START Provided information
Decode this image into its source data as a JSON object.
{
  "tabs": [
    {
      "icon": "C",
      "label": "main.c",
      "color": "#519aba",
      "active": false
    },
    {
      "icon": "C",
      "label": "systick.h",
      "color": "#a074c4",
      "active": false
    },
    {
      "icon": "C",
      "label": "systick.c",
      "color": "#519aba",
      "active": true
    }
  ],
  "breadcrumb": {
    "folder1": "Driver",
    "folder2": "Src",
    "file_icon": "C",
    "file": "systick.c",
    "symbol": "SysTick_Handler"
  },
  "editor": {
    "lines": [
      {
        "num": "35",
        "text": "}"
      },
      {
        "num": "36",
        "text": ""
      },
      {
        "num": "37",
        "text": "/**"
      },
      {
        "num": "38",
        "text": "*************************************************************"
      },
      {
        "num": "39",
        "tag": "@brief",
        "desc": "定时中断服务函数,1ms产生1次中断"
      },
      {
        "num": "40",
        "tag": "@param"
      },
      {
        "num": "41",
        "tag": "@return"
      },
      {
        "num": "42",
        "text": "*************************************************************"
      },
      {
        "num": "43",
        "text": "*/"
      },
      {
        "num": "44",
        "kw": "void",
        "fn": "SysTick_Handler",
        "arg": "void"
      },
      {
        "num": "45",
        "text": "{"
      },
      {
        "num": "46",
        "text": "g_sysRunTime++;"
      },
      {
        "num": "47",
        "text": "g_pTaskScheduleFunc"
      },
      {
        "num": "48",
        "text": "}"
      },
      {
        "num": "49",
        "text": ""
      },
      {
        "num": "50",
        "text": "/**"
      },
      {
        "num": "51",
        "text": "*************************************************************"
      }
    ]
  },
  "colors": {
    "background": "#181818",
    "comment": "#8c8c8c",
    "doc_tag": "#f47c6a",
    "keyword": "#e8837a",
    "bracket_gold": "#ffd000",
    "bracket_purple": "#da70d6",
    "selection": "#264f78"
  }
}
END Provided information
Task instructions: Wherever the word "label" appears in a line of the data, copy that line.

Output of the exercise:
      "label": "main.c",
      "label": "systick.h",
      "label": "systick.c",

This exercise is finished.